Derides quoque, fur, et impudicum
ostendis digitum mihi minanti?
eheu me miserum, quod ista lignum est,
quae me terribilem facit videri.
mandabo domino tamen salaci,
ut pro me velit irrumare fures.
Thou too dost mock me, Thief! and the infamous
Finger dost point when menacèd by me!
Ah hapless I, that should be only wood
What makes me ever formidable seem!
Yet will I charge my garden's lustful lord
For me deign robber-folk to irrumate.
Thou also mockest, O thief, and when threatened, dost stretch out to me the indecent finger! Alas, unhappy I! that the thing is but wood which makes me seem fearsome. But no matter, I will charge the lecherous owner of the garden that he may be willing to irrumate the thieves for me.
[1. The middle finger. It was called 'infamous', according to some writers, on account of the custom of the Jews, who used to wipe the podex when they suffered from bleeding piles. This is not so. It derived its name from its resemblance to the mentule, and it is used in that sense here. When the middle finger is pointing, the other fingers are turned inside, representing a mentule with its accessories; for which reason it was thus pointedly shown in derision to sodomites. Martial: 'Cestus with tears in his eyes often complains to me, Mamurianus, of being teased with your finger.' In an admirable article on pederasty in The Book of the Thousand Nights and a Night: 'Debauchees had signals like Freemasons whereby they recognised one another. The Greek skematízein was made by closing the hand to represent the scrotum and raising the middle finger as if to feel whether a hen had eggs; hence the Athenians called it catapygon or sodomite and the Romans digitus impudicus or infamis, the 'medical finger' of Rabelais and the Chiromantists--though properly speaking medicus is the third or ring-finger, as shown by the old Chiromantist verses. The modern Italian does the same by inserting the thumb-tip between the index and medius to suggest the clitoris. When the Egyptians wish to represent pederasty, they painted two partridges, who, when bereft of their mates, were supposed to enjoy each other. Pliny supports this statement.
The finger was also pointed at people as a mark of simple contempt.
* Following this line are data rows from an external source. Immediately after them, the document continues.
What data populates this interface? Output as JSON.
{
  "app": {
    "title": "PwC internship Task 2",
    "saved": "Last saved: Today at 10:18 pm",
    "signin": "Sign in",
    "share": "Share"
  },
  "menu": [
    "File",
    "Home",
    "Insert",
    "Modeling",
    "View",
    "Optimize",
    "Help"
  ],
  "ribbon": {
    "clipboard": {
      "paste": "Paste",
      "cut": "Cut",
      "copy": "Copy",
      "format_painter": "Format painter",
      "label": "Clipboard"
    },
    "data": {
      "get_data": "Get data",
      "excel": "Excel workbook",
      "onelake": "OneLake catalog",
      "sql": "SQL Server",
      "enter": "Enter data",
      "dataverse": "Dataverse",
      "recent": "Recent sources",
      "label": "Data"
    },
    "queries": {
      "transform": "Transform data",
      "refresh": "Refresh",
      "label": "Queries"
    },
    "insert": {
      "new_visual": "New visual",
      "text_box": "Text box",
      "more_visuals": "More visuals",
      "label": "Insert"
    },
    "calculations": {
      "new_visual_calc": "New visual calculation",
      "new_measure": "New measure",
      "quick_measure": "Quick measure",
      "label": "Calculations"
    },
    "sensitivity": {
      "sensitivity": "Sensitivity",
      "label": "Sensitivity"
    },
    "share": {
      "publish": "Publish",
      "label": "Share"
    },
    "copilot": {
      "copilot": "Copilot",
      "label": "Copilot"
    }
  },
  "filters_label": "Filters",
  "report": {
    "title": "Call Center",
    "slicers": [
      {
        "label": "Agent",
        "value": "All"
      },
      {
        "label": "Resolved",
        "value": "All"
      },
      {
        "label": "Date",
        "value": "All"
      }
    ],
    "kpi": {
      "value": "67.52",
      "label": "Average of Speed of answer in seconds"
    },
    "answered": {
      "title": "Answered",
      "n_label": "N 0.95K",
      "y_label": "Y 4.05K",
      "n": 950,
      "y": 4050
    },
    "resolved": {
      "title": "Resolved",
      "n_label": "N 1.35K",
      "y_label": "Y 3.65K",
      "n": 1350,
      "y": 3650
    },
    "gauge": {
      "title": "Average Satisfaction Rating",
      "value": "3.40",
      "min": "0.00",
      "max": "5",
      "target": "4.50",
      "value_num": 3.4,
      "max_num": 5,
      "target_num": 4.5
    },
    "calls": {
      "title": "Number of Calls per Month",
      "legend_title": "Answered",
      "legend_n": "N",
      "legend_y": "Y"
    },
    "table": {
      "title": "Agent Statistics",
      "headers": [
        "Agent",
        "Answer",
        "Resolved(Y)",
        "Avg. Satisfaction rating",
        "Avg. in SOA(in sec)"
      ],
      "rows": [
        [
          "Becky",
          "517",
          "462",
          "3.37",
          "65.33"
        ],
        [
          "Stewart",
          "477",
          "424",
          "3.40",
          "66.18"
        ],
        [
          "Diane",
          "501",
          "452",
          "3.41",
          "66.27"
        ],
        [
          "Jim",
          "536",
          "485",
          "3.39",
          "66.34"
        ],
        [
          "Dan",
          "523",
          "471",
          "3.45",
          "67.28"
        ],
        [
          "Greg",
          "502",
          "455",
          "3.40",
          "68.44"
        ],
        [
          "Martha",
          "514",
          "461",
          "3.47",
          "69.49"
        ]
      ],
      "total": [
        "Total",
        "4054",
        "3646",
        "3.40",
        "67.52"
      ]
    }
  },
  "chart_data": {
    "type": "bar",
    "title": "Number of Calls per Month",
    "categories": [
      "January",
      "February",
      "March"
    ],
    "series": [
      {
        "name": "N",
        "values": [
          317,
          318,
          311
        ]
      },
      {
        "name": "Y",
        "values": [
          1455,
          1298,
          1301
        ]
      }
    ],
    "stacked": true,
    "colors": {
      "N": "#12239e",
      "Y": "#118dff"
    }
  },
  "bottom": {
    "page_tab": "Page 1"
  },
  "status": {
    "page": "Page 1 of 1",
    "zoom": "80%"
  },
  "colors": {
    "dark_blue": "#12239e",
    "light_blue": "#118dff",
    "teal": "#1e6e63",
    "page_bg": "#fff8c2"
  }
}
Martial: 'He points with the finger, but with the infamous finger.' Persius says, without any obscene afterthought, 'The grandmother cleanses with infamous finger the infant.']